Then came driverless cars to drop them again, this time by as much as 40 percent.
UBI has been around for some years now; driverless cars, not so much. They’re only now poised on the verge of the market. Yet both innovations represent a blow to insurance premiums, and here in that fleeting moment between the old one-two, it’s fair to wonder how the industry is going to respond.
Memory isn’t a concrete thing. It’s pliable. Even if you experience an event directly, as soon as you tell the story, the original version of events is just slightly altered. You experience it all over again, this time with new feelings, new thoughts, which causes the story to shift a little every time you remember it. Most of the time, the flexible nature of memory isn’t much of a problem. But when a collision occurs, it’s kind of important to remember the details correctly.

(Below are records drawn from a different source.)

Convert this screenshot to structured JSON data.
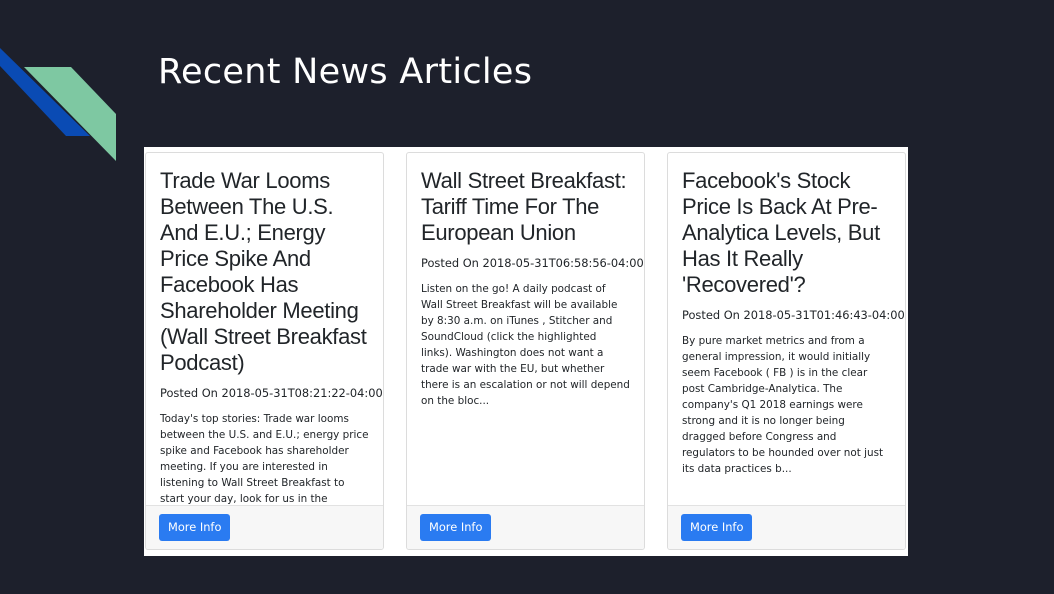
{
  "page": {
    "title": "Recent News Articles"
  },
  "cards": [
    {
      "title": "Trade War Looms Between The U.S. And E.U.; Energy Price Spike And Facebook Has Shareholder Meeting (Wall Street Breakfast Podcast)",
      "date": "Posted On 2018-05-31T08:21:22-04:00",
      "summary": "Today's top stories: Trade war looms between the U.S. and E.U.; energy price spike and Facebook has shareholder meeting. If you are interested in listening to Wall Street Breakfast to start your day, look for us in the following places: iTunes (find all Seeking Alpha Podcast...",
      "button_label": "More Info"
    },
    {
      "title": "Wall Street Breakfast: Tariff Time For The European Union",
      "date": "Posted On 2018-05-31T06:58:56-04:00",
      "summary": "Listen on the go! A daily podcast of Wall Street Breakfast will be available by 8:30 a.m. on iTunes , Stitcher and SoundCloud (click the highlighted links). Washington does not want a trade war with the EU, but whether there is an escalation or not will depend on the bloc...",
      "button_label": "More Info"
    },
    {
      "title": "Facebook's Stock Price Is Back At Pre-Analytica Levels, But Has It Really 'Recovered'?",
      "date": "Posted On 2018-05-31T01:46:43-04:00",
      "summary": "By pure market metrics and from a general impression, it would initially seem Facebook ( FB ) is in the clear post Cambridge-Analytica. The company's Q1 2018 earnings were strong and it is no longer being dragged before Congress and regulators to be hounded over not just its data practices b...",
      "button_label": "More Info"
    }
  ],
  "colors": {
    "background": "#1d202c",
    "accent_blue": "#0a4bb4",
    "accent_green": "#7ec8a2",
    "button": "#2a7bf1"
  }
}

Are usage based insurance discounts sustainable? Maybe not. According to a 2015 study on usage based insurance by LexisNexis, there’s something else that drivers want more.
The insurance telematics industry is moving fast. This was quite apparent at Insurance Telematics USA in Chicago earlier this month. Just one year ago, the main topic debated was whether insurers should use smartphone apps or OBD hardware to track drivers’ behavior. This year, that question was no longer a question. The industry has moved forward with smartphone telematics adoption.
While the media is wrapped up in Tesla's earnings and "ludicrous" speed upgrades, there are companies changing the way that drivers buy, sell and even ride in their vehicles. Continue reading in Inc Magazine.
Most people can use some objective advice once in a while, especially if it has to do with their driving skills -- not only because it helps for better roads, but also because few people enjoy taking advice about it from their peers. Continue reading in Venture Beat.
According to estimates from the National Highway Traffic Safety Administration, 32,675 people in the U.S. died in motor vehicle traffic crashes in 2014. Countless technologies have flooded the market to help drivers avoid those accidents.These include mobile apps that disable talking and texting while driving, and systems built into newer Honda Accords and BMW Series 7s, among others, that give drivers a lane-departure or collision warning. Continue reading in Wall Street Journal.
Avoid accidents for a couple years, get a discount on your car insurance. The safe driving reward has been a staple of the insurance industry for years. And as more cars come with OnStar and other communications tools built-in, the way insurers can track and reward safe driving has gotten more sophisticated. Continue reading in Forbes.
It started with just a few innovative brands, changing the way insurance was done. But now, usage based insurance has taken the industry by storm. ABI Research projected that telematics subscriptions will make a mind-blowing leap from 5.5 million in 2013 to 107 million in 2018.
Driveway Software and Pinnacle Actuarial Resources teamed up to offer the auto insurance industry a coordinated usage-based insurance (UBI) approach that includes driver behavior scoring. Continue reading in Insurance Journal.